● EXTRACTED ENTRIES
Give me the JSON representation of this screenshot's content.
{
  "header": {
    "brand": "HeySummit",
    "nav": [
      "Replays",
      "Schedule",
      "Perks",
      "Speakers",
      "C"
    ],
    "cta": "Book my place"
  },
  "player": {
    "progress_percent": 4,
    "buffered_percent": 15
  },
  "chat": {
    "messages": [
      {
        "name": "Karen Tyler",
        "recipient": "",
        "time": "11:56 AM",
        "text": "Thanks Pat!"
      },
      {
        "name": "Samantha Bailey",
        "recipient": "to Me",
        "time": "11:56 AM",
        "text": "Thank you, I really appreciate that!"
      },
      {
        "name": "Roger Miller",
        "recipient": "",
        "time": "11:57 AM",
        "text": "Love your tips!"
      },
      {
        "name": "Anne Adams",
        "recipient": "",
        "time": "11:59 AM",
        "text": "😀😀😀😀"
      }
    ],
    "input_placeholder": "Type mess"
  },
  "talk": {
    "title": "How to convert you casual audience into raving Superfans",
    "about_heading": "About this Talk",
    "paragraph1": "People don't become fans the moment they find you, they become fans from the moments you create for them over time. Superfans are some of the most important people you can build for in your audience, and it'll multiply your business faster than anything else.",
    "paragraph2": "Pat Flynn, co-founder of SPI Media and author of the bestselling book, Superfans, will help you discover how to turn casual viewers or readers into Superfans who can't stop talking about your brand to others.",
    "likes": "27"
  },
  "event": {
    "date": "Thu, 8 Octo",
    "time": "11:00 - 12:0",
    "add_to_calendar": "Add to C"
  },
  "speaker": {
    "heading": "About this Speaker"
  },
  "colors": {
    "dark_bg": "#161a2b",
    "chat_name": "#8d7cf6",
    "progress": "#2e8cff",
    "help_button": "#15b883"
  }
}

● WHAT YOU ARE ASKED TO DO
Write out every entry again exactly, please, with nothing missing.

● SOLUTION FOR THIS PROBLEM
Give me the JSON representation of this screenshot's content.
{
  "header": {
    "brand": "HeySummit",
    "nav": [
      "Replays",
      "Schedule",
      "Perks",
      "Speakers",
      "C"
    ],
    "cta": "Book my place"
  },
  "player": {
    "progress_percent": 4,
    "buffered_percent": 15
  },
  "chat": {
    "messages": [
      {
        "name": "Karen Tyler",
        "recipient": "",
        "time": "11:56 AM",
        "text": "Thanks Pat!"
      },
      {
        "name": "Samantha Bailey",
        "recipient": "to Me",
        "time": "11:56 AM",
        "text": "Thank you, I really appreciate that!"
      },
      {
        "name": "Roger Miller",
        "recipient": "",
        "time": "11:57 AM",
        "text": "Love your tips!"
      },
      {
        "name": "Anne Adams",
        "recipient": "",
        "time": "11:59 AM",
        "text": "😀😀😀😀"
      }
    ],
    "input_placeholder": "Type mess"
  },
  "talk": {
    "title": "How to convert you casual audience into raving Superfans",
    "about_heading": "About this Talk",
    "paragraph1": "People don't become fans the moment they find you, they become fans from the moments you create for them over time. Superfans are some of the most important people you can build for in your audience, and it'll multiply your business faster than anything else.",
    "paragraph2": "Pat Flynn, co-founder of SPI Media and author of the bestselling book, Superfans, will help you discover how to turn casual viewers or readers into Superfans who can't stop talking about your brand to others.",
    "likes": "27"
  },
  "event": {
    "date": "Thu, 8 Octo",
    "time": "11:00 - 12:0",
    "add_to_calendar": "Add to C"
  },
  "speaker": {
    "heading": "About this Speaker"
  },
  "colors": {
    "dark_bg": "#161a2b",
    "chat_name": "#8d7cf6",
    "progress": "#2e8cff",
    "help_button": "#15b883"
  }
}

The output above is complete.